**WORK INSTRUCTION**:
Scan the lines below for the string "Snapshot" and copy every one that has it.

[Interface dataset entries]
※ ※ ※

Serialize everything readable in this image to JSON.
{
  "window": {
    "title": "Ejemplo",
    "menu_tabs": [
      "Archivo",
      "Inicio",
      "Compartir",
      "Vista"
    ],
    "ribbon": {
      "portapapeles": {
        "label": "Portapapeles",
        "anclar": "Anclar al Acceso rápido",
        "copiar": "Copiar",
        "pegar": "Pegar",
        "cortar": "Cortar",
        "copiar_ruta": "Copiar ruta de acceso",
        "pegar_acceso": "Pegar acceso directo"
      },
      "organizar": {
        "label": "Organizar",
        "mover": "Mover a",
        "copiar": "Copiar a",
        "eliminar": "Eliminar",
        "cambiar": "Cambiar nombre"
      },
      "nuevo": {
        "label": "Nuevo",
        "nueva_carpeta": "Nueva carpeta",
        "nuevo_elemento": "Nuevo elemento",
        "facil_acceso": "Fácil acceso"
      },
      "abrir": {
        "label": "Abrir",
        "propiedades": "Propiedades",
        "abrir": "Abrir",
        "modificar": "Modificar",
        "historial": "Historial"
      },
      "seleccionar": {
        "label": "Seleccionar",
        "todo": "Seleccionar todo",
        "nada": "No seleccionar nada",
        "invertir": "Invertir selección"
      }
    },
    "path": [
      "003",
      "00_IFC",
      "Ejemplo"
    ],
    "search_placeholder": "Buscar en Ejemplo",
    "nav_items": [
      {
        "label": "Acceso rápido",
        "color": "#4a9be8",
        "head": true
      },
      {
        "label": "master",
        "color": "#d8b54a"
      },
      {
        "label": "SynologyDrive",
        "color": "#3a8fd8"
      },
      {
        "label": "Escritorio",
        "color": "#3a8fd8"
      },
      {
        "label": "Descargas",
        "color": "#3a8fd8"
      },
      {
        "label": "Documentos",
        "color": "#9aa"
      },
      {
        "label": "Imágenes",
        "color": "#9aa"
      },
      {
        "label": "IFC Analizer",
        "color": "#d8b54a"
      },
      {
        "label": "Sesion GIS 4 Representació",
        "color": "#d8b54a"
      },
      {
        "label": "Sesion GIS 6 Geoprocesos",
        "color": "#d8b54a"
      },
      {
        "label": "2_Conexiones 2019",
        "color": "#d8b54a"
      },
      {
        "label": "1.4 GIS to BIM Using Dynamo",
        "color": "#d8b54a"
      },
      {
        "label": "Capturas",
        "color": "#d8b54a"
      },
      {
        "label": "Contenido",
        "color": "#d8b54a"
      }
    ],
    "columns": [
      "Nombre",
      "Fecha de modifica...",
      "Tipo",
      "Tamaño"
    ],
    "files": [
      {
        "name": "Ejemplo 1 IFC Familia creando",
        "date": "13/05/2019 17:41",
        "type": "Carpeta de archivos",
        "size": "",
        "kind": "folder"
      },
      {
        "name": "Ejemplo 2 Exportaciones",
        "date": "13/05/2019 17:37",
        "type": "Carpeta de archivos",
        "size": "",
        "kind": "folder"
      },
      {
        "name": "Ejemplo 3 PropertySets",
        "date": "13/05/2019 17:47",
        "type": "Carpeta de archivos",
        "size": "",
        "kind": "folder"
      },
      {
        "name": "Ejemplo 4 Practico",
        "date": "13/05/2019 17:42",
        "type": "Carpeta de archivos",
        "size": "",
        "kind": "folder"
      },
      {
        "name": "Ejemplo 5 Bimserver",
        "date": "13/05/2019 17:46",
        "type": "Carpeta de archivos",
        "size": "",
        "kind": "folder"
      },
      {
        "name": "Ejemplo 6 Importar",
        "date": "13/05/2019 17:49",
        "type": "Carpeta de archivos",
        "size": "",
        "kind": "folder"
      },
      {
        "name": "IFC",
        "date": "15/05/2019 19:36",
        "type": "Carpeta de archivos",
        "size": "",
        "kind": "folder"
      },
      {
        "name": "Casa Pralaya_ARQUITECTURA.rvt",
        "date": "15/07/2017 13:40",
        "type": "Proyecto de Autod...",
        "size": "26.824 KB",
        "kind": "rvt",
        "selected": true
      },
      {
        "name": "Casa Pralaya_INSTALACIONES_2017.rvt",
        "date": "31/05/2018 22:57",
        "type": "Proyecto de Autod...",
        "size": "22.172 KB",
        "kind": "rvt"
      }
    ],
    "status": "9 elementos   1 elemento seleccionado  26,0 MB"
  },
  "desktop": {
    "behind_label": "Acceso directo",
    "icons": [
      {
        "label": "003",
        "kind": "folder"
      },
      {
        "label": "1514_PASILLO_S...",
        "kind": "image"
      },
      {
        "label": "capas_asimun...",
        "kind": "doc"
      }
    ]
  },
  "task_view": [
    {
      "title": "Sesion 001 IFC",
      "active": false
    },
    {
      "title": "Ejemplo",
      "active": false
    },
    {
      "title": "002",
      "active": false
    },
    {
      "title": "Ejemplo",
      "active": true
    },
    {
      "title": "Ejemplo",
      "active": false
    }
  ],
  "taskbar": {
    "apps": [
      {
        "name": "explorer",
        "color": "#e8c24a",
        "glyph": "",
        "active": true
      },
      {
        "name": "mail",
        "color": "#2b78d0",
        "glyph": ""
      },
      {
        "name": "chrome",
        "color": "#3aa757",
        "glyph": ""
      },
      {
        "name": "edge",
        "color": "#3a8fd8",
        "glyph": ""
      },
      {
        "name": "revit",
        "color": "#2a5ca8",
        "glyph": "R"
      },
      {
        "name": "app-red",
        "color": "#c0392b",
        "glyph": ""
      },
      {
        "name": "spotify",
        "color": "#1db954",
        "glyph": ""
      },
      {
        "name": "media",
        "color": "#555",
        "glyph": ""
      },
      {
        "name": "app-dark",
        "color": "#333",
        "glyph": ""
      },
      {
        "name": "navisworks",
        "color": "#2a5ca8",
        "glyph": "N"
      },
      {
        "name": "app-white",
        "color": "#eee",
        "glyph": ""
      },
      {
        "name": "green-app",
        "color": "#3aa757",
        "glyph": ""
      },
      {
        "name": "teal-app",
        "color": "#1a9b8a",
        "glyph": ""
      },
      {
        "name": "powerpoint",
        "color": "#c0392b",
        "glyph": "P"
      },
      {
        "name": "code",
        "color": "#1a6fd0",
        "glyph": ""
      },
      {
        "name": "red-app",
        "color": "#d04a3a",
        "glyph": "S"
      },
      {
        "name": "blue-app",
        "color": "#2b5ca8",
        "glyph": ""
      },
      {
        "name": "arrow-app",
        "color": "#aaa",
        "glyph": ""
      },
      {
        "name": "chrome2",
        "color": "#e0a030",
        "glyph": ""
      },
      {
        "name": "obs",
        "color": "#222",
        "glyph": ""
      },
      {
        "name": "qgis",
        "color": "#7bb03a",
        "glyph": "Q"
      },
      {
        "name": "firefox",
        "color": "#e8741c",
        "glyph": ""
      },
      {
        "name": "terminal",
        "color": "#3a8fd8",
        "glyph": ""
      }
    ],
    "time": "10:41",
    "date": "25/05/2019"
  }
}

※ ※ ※

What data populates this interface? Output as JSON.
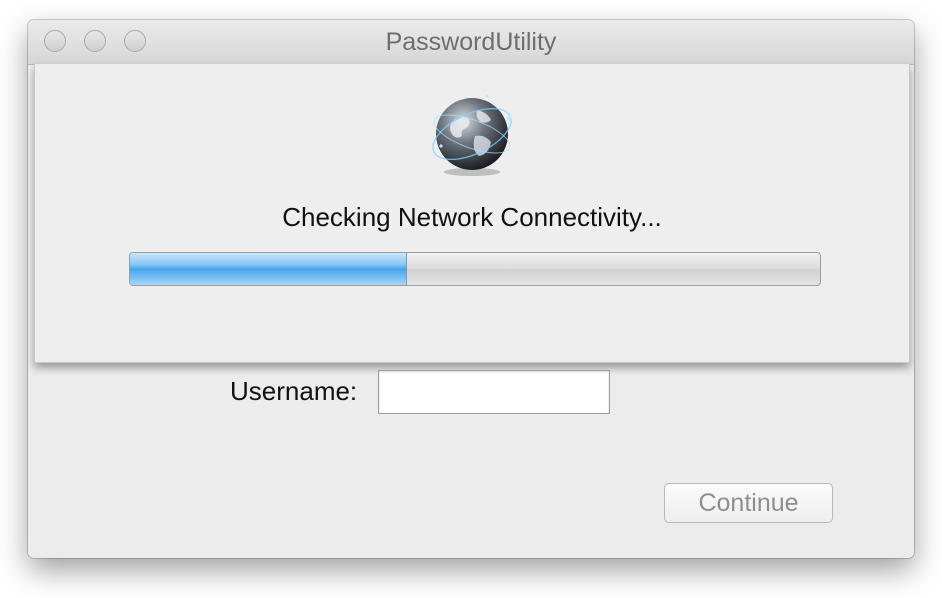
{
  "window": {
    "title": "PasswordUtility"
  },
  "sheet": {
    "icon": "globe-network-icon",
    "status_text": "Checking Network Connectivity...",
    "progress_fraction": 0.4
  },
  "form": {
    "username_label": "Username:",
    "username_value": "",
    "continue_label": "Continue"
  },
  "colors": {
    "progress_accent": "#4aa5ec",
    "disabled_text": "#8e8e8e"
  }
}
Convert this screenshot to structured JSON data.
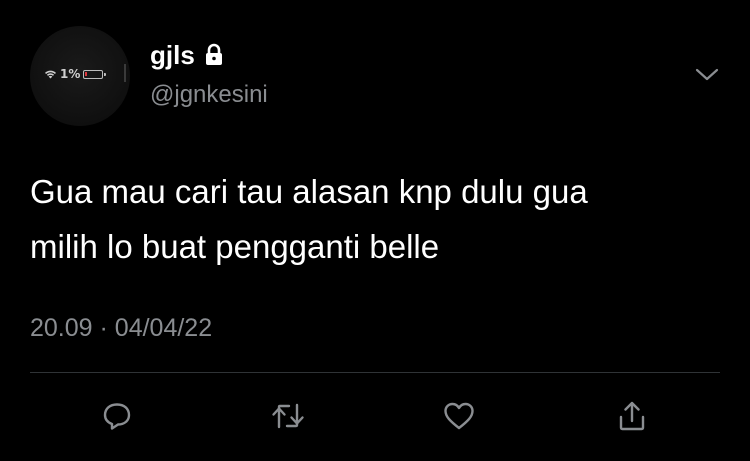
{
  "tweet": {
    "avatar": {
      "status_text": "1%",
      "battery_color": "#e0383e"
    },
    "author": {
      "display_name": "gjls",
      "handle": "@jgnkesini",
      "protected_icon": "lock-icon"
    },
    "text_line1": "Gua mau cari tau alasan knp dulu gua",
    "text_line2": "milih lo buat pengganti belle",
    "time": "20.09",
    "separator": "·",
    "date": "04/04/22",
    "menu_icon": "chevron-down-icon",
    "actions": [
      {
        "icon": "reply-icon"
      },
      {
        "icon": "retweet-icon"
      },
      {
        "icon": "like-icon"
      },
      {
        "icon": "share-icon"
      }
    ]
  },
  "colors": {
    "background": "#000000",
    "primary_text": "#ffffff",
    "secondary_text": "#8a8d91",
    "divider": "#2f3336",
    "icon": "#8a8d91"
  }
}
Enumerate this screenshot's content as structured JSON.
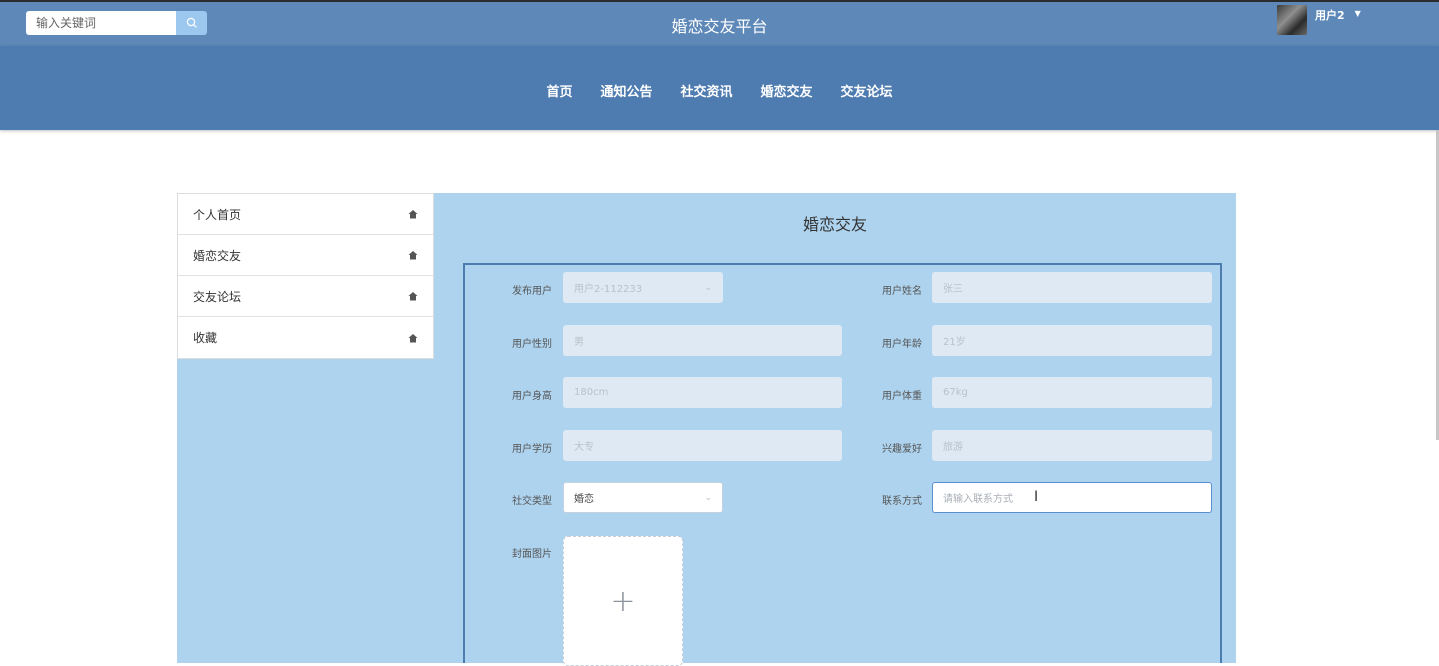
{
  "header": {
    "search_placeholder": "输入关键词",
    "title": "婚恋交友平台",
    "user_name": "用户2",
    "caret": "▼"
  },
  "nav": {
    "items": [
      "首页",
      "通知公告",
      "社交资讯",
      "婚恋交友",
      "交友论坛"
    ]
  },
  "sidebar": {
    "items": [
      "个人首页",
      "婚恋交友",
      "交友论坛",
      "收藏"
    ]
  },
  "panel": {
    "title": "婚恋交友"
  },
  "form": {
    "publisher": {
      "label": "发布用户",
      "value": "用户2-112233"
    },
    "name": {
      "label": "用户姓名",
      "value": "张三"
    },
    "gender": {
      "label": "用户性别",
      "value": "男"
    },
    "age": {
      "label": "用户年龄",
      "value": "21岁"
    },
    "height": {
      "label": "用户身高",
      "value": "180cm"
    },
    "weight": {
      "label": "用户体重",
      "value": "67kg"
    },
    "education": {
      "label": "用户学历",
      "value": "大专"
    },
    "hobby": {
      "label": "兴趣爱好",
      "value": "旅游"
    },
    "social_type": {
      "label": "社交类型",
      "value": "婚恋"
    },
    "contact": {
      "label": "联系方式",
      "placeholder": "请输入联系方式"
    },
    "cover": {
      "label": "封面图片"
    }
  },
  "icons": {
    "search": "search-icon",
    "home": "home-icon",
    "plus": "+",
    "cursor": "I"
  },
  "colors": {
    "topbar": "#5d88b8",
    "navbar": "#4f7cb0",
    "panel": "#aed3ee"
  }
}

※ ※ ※

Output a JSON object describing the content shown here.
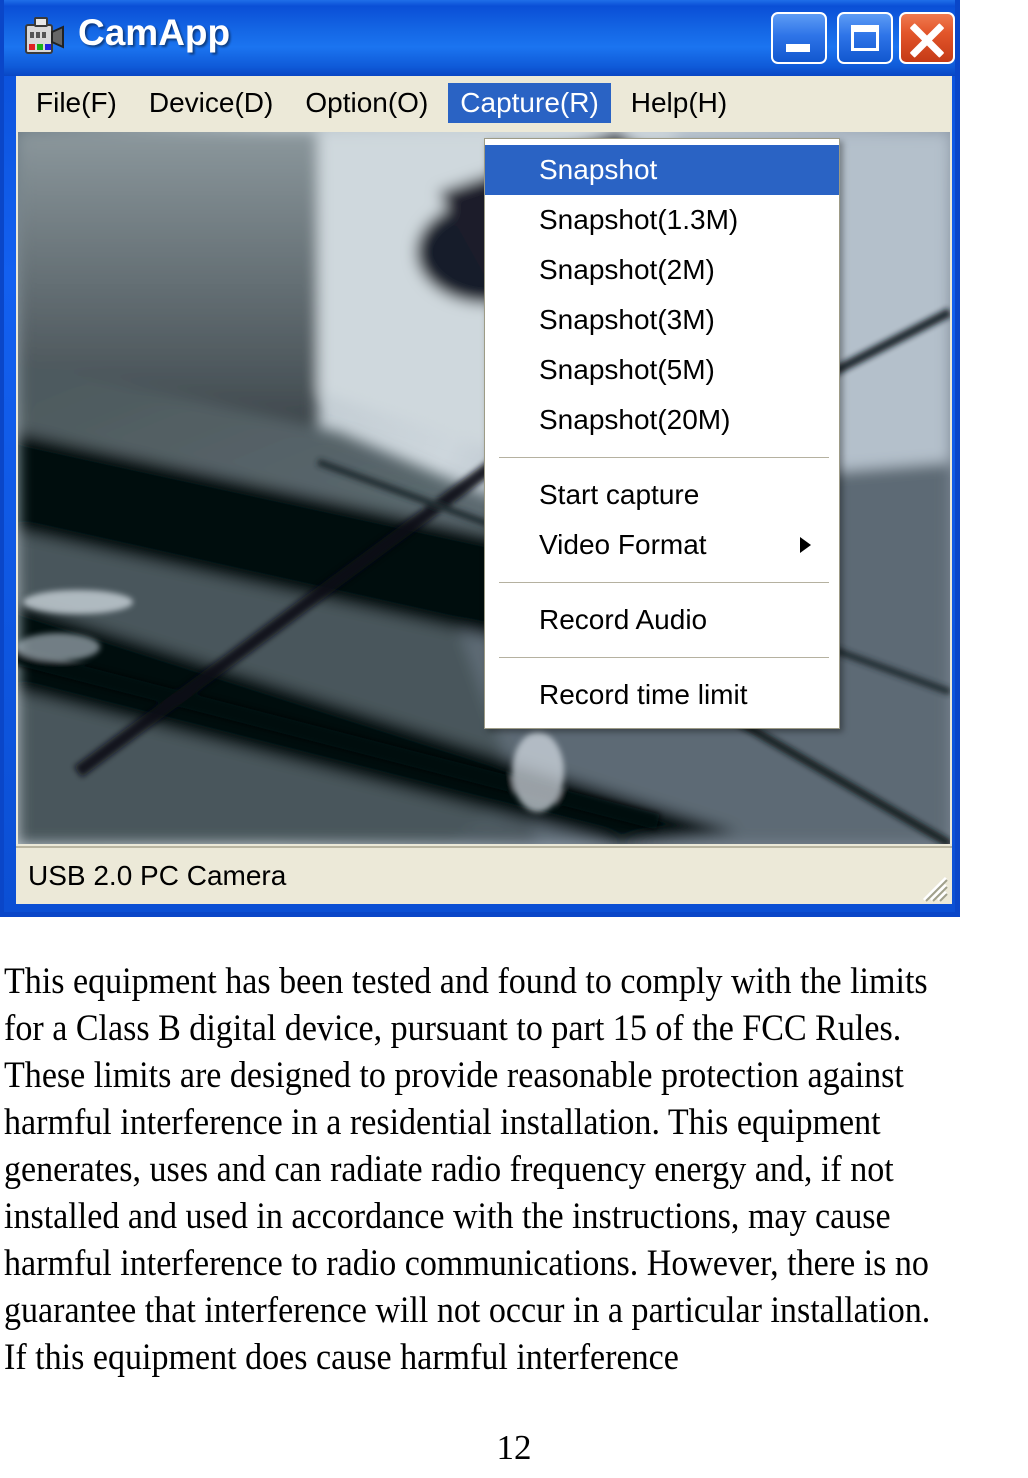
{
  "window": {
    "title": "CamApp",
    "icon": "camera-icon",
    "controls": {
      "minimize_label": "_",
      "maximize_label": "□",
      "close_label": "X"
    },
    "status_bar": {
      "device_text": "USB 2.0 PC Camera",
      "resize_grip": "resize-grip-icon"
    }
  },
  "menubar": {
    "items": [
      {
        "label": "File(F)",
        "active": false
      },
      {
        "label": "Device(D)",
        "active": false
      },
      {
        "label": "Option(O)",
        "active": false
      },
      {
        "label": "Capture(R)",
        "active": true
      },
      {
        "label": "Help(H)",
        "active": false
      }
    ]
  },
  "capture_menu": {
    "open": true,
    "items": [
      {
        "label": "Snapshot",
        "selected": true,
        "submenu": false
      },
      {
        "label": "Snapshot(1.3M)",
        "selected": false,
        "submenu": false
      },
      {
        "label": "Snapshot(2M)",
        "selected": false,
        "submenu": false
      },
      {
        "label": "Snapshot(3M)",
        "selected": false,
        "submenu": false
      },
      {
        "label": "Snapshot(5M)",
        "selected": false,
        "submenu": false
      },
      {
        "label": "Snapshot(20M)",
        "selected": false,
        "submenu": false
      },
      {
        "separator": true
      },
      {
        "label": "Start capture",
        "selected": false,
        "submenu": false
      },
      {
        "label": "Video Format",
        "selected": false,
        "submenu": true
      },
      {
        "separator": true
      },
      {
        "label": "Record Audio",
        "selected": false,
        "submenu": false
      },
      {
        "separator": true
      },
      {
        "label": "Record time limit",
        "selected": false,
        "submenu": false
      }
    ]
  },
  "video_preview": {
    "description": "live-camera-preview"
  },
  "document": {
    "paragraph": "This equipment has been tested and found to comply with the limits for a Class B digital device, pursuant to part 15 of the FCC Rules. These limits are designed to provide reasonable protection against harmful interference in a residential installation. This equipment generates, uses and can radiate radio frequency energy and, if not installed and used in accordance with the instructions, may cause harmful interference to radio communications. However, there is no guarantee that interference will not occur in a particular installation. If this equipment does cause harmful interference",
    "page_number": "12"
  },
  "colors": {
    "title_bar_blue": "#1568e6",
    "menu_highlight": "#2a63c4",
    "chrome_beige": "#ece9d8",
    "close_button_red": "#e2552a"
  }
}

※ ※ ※

**RESULT**:
        "label": "Snapshot",
        "label": "Snapshot(1.3M)",
        "label": "Snapshot(2M)",
        "label": "Snapshot(3M)",
        "label": "Snapshot(5M)",
        "label": "Snapshot(20M)",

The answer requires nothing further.